### What is being asked
What you return should be the lines of the data containing "terms", each in full.

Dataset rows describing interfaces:
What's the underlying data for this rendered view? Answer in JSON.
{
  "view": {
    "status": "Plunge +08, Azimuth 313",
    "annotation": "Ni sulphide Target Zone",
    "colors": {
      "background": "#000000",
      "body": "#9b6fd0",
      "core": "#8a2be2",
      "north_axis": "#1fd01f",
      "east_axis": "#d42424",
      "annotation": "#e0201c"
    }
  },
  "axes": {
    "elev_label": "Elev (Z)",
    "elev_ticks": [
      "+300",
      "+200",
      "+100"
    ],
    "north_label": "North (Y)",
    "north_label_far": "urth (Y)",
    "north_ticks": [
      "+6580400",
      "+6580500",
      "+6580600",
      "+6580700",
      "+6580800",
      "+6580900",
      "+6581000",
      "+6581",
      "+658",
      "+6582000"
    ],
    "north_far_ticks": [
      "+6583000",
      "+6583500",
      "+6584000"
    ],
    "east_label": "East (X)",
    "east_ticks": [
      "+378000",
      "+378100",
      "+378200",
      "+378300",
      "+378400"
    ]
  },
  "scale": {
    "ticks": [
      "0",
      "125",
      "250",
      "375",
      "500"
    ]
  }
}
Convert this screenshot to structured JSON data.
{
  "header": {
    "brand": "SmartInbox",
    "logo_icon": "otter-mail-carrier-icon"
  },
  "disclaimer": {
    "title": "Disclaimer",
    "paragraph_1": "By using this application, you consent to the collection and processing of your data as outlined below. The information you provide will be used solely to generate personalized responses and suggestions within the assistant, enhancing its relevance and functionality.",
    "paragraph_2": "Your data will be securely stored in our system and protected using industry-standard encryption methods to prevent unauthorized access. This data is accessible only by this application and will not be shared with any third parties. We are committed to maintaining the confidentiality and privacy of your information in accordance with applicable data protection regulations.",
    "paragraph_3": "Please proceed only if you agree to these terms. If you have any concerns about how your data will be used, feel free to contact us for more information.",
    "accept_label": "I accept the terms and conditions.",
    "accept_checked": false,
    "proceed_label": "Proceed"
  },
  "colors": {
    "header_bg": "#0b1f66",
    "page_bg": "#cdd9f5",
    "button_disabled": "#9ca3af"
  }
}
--
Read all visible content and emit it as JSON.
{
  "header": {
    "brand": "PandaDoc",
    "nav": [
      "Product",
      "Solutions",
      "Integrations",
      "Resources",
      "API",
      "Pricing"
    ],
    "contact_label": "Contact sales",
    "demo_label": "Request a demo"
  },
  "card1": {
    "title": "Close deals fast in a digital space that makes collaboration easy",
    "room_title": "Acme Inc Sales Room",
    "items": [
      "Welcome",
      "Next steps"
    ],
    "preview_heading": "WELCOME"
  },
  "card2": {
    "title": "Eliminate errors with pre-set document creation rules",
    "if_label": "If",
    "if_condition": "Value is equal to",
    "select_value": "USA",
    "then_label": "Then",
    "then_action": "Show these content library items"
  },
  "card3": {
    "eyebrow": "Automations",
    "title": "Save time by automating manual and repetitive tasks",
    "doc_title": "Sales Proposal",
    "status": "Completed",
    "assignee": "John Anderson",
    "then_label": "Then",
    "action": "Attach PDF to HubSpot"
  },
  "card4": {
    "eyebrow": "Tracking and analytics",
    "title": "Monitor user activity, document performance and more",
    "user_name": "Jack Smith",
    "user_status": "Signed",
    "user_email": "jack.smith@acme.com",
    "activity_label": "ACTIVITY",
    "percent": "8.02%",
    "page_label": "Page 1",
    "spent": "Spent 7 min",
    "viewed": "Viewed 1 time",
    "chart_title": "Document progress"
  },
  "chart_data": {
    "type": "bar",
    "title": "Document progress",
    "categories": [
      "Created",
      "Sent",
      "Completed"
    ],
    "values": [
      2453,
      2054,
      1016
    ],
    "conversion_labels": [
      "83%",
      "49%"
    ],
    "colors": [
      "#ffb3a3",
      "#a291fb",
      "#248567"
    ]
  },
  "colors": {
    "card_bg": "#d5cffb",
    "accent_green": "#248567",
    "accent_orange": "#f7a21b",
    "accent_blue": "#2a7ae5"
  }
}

### Result of this task
    "paragraph_3": "Please proceed only if you agree to these terms. If you have any concerns about how your data will be used, feel free to contact us for more information.",
    "accept_label": "I accept the terms and conditions.",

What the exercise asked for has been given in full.